  • gettext has gotten a different API.

  • Tracebacks now display their causes and contexts. See exception chaining.

  • Antoine Pitrou got commit access. Yeah!

Even now, the planned final release date in October looms, so we need lots of people to test their application and libraries with the beta release and file bug reports.

Sunday, July 13, 2008

Learning Django

Quite honestly, I haven't done any web programming since I quit PHP. I do hear a lot of about all those Python web frameworks, so when I saw a link to the Django Book, I took the initiative and started reading. I haven't tried out any other frameworks, but my initial reaction is to love Django. It's obviously well designed around DRY and the Zen and very well documented. Django models are beautiful and makes SQL very painless.

Having worked through the examples in the book, I've started conceiving a larger project. I'd like to make my personal homepage. Obviously, it would have a lot of static content, and I want to do that in the clearest way possible. So, I'll steal a hint from the django docs: write my site in reST and dynamically generate the webpage with docutils. (It will be a good exercise with caching.) In fact, I have a version running locally.

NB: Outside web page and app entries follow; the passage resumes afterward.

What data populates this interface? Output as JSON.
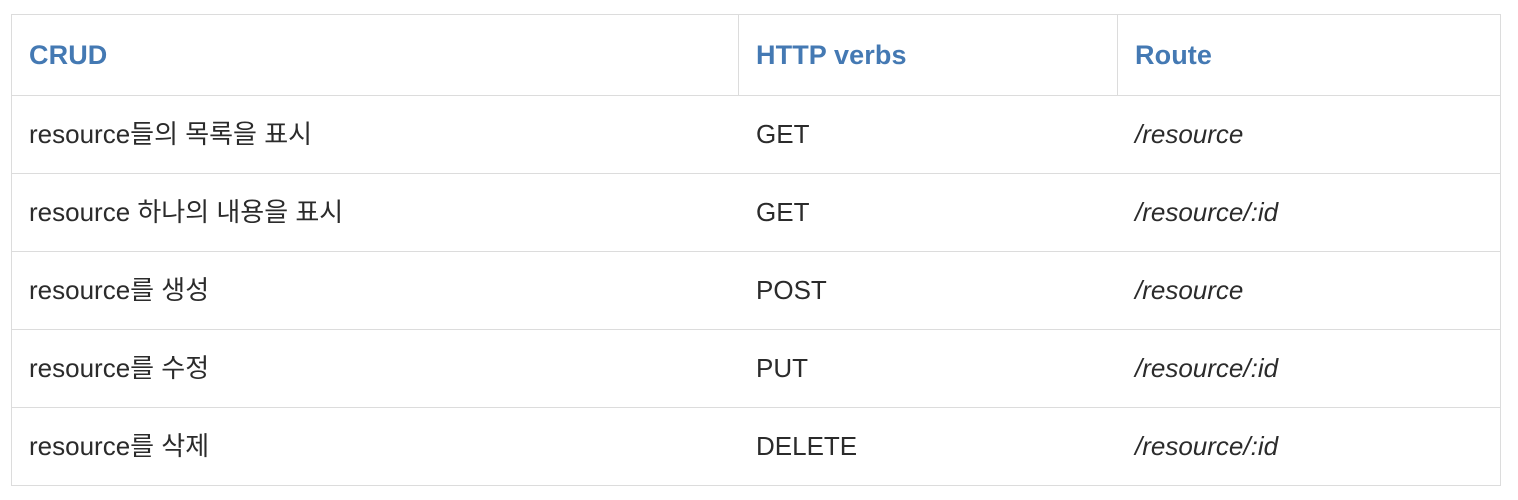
{
  "table": {
    "columns": [
      {
        "key": "crud",
        "label": "CRUD"
      },
      {
        "key": "verb",
        "label": "HTTP verbs"
      },
      {
        "key": "route",
        "label": "Route"
      }
    ],
    "rows": [
      {
        "crud": "resource들의 목록을 표시",
        "verb": "GET",
        "route": "/resource"
      },
      {
        "crud": "resource 하나의 내용을 표시",
        "verb": "GET",
        "route": "/resource/:id"
      },
      {
        "crud": "resource를 생성",
        "verb": "POST",
        "route": "/resource"
      },
      {
        "crud": "resource를 수정",
        "verb": "PUT",
        "route": "/resource/:id"
      },
      {
        "crud": "resource를 삭제",
        "verb": "DELETE",
        "route": "/resource/:id"
      }
    ]
  },
  "colors": {
    "header_text": "#4479b3",
    "body_text": "#2b2b2b",
    "border": "#dcdcdc",
    "background": "#ffffff"
  }
}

[My first lazyweb query:] Where can I get good Python hosting? I'll need to upload Django, too because I'm running off SVN. Can it be gotten cheap or even for free?

BTW, I'm now aggregated on Planet Python!

Thursday, June 19, 2008

The betas are out!

Yesterday, Barry released the first betas for Python 2.6 and 3.0. Highlights that I remember (look in Misc/NEWS for all the gory details) include:

Now that the 2.6 and 3.0 are almost feature complete, (It was just noticed yesterday that some points of PEP 3118 have not been implemented. They will have to go in post-beta.) we can switch gears and start grinding on the bugs. What I seen so far on the tracker is already impressive. We've gotten at least 10 new issues mentioning the betas. Hopefully, the bug days this weekend will be able to stamp out many of them.